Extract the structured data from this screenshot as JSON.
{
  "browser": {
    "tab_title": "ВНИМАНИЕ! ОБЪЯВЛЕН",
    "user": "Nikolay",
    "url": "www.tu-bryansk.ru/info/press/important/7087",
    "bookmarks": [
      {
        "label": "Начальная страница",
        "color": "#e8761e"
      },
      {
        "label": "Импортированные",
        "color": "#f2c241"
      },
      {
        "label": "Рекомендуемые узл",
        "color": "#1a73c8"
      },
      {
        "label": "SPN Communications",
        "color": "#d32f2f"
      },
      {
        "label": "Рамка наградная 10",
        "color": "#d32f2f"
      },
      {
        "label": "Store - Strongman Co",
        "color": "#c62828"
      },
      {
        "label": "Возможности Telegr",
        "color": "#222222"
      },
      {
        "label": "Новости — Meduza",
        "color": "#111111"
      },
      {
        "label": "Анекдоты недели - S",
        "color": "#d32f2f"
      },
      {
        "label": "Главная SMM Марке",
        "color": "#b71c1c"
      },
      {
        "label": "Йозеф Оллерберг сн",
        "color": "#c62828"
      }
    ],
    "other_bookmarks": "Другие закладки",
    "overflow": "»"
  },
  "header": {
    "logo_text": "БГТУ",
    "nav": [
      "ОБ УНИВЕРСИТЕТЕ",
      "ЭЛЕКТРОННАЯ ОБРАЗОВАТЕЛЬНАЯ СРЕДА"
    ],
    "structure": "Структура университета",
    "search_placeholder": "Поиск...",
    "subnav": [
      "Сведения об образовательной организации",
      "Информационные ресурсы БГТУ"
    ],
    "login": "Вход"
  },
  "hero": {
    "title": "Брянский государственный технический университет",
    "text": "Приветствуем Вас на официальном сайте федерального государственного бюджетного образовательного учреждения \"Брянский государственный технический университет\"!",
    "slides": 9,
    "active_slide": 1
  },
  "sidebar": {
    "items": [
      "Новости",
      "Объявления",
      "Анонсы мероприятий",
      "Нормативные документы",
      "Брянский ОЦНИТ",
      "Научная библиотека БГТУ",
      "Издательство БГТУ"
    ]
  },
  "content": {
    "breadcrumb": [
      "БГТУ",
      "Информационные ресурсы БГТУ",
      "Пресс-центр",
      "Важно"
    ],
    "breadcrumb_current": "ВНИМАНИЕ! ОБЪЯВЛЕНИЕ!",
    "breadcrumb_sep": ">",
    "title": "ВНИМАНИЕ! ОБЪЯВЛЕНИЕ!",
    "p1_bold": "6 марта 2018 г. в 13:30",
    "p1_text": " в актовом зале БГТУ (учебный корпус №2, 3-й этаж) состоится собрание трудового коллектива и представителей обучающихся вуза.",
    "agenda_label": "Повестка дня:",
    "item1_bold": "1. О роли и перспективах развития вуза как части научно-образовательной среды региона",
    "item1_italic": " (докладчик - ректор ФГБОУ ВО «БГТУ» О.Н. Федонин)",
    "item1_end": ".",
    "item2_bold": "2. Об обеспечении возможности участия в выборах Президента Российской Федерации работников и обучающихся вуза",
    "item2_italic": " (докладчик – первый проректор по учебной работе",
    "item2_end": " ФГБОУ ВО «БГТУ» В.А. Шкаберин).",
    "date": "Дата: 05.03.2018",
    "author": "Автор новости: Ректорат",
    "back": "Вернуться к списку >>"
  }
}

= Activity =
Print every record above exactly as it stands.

= Response to this exercise =
Extract the structured data from this screenshot as JSON.
{
  "browser": {
    "tab_title": "ВНИМАНИЕ! ОБЪЯВЛЕН",
    "user": "Nikolay",
    "url": "www.tu-bryansk.ru/info/press/important/7087",
    "bookmarks": [
      {
        "label": "Начальная страница",
        "color": "#e8761e"
      },
      {
        "label": "Импортированные",
        "color": "#f2c241"
      },
      {
        "label": "Рекомендуемые узл",
        "color": "#1a73c8"
      },
      {
        "label": "SPN Communications",
        "color": "#d32f2f"
      },
      {
        "label": "Рамка наградная 10",
        "color": "#d32f2f"
      },
      {
        "label": "Store - Strongman Co",
        "color": "#c62828"
      },
      {
        "label": "Возможности Telegr",
        "color": "#222222"
      },
      {
        "label": "Новости — Meduza",
        "color": "#111111"
      },
      {
        "label": "Анекдоты недели - S",
        "color": "#d32f2f"
      },
      {
        "label": "Главная SMM Марке",
        "color": "#b71c1c"
      },
      {
        "label": "Йозеф Оллерберг сн",
        "color": "#c62828"
      }
    ],
    "other_bookmarks": "Другие закладки",
    "overflow": "»"
  },
  "header": {
    "logo_text": "БГТУ",
    "nav": [
      "ОБ УНИВЕРСИТЕТЕ",
      "ЭЛЕКТРОННАЯ ОБРАЗОВАТЕЛЬНАЯ СРЕДА"
    ],
    "structure": "Структура университета",
    "search_placeholder": "Поиск...",
    "subnav": [
      "Сведения об образовательной организации",
      "Информационные ресурсы БГТУ"
    ],
    "login": "Вход"
  },
  "hero": {
    "title": "Брянский государственный технический университет",
    "text": "Приветствуем Вас на официальном сайте федерального государственного бюджетного образовательного учреждения \"Брянский государственный технический университет\"!",
    "slides": 9,
    "active_slide": 1
  },
  "sidebar": {
    "items": [
      "Новости",
      "Объявления",
      "Анонсы мероприятий",
      "Нормативные документы",
      "Брянский ОЦНИТ",
      "Научная библиотека БГТУ",
      "Издательство БГТУ"
    ]
  },
  "content": {
    "breadcrumb": [
      "БГТУ",
      "Информационные ресурсы БГТУ",
      "Пресс-центр",
      "Важно"
    ],
    "breadcrumb_current": "ВНИМАНИЕ! ОБЪЯВЛЕНИЕ!",
    "breadcrumb_sep": ">",
    "title": "ВНИМАНИЕ! ОБЪЯВЛЕНИЕ!",
    "p1_bold": "6 марта 2018 г. в 13:30",
    "p1_text": " в актовом зале БГТУ (учебный корпус №2, 3-й этаж) состоится собрание трудового коллектива и представителей обучающихся вуза.",
    "agenda_label": "Повестка дня:",
    "item1_bold": "1. О роли и перспективах развития вуза как части научно-образовательной среды региона",
    "item1_italic": " (докладчик - ректор ФГБОУ ВО «БГТУ» О.Н. Федонин)",
    "item1_end": ".",
    "item2_bold": "2. Об обеспечении возможности участия в выборах Президента Российской Федерации работников и обучающихся вуза",
    "item2_italic": " (докладчик – первый проректор по учебной работе",
    "item2_end": " ФГБОУ ВО «БГТУ» В.А. Шкаберин).",
    "date": "Дата: 05.03.2018",
    "author": "Автор новости: Ректорат",
    "back": "Вернуться к списку >>"
  }
}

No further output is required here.